WASHINGTON, Aug. 5 (UPI) -- Microsoft Corp. must begin offering new licenses Tuesday under the more liberal terms of its proposed settlement with the Justice Department, the department said in an advisory Monday.
For its part, the software giant said it is trying to comply with the settlement even though it has not yet been approved by a federal judge.
Microsoft agreed to a proposed consent decree in February to settle a massive Justice Department antitrust suit. Nine of 18 states joined the department in the settlement, but nine others are still suing the company.
At the core of the department's suit was an allegation that Microsoft was acting as a corporate bully -- using access to its ubiquitous Windows operating system to force computer manufacturers, vendors and operators to use other Microsoft applications, such as Internet Explorer.
The vast majority of new computers are sold with Windows already installed.

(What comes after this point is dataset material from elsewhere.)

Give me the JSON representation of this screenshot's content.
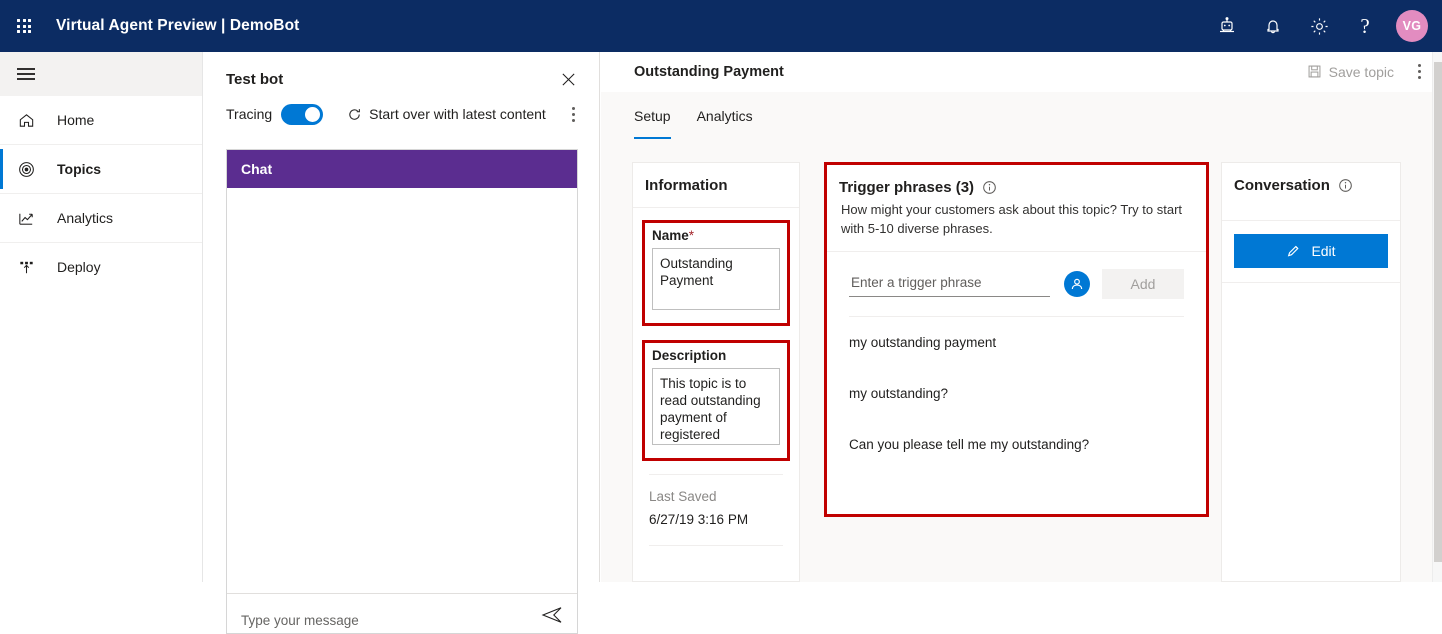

Among other things, the department wants to force Microsoft to allow non-Microsoft applications to be used in concert with Windows.
U.S. Judge Colleen Kollar-Kotelly held hearings on the proposed agreement earlier this summer, and she is expected to rule shortly on whether the settlement is adequate or whether harsher terms should be imposed on Microsoft.
However, just because the judge has not yet approved the settlement does not mean Microsoft is not required to abide by it.
"Because Microsoft agreed to be bound by certain provisions of the proposed decree pending the approval of the court, it must begin offering the (new) licenses on Aug. 6, 2002," the department advisory said.
In a statement, the Justice Department said it was issuing Monday's advisory "as part of its monitoring of Microsoft's implementation of the proposed consent decree agreed to by Microsoft, the United States and the nine settling states on Feb. 27, 2002. The goal is to ensure that the public is apprised of important developments in compliance and thereby to facilitate appropriate input to the department from the computer industry."
In other words, the department wants Microsoft's customers to report whether the company is abiding by the proposed consent decree.
Even with its proposed compliance, Microsoft is not out of the woods yet.
The Justice Department said it had "not pre-cleared the (new) licenses and is undertaking a careful and thorough review to determine whether they are compliant with the terms of the proposed consent decree."
According to the advisory, the department "is strongly committed to ensuring that the licenses provide a mechanism for reasonable and non-discriminatory access to the relevant technology in a manner consistent with the terms of the proposed final judgment."
The department said it would continue to issue compliance advisories as the situation warrants.
For its part, Microsoft said it "has been engaged in extensive efforts to meet the milestones established under the consent decree, many of which will be reached in the coming weeks."
Microsoft said the achieved milestones include "new uniform licensing terms that are effective for the top 20 computer manufacturers ... that license Windows desktop operating systems, and which Microsoft has also provided to all royalty (manufacturers) licensing Windows desktop operating systems."
The company said it is issuing licenses for its software on a new one-year cycle, and manufacturers will give it feedback on compliance at the end of each cycle.
Another milestone, again according to Microsoft, is the "release to manufacturing of Windows XP Service Pack 1 and Windows 2000 Professional Service Pack 3, both of which will include new mechanisms that computer manufacturers and consumers can use to add and remove access to certain Windows features and easily set defaults for competing software."
Another milestone is the publication of new technical information, Microsoft said, including about "300 Windows Application Programming Interfaces ('APIs') that developers can use to write applications for Windows, available for no additional charge."
Microsoft said it is making available "approximately 113 proprietary protocols that server vendors can license and use as a new way of achieving interoperability with Windows desktops."
The company said it has "has adhered to several core principles, including erring on the side of reasonableness, listening to feedback and acting on it, and reinforcing compliance as a corporate commitment across the company."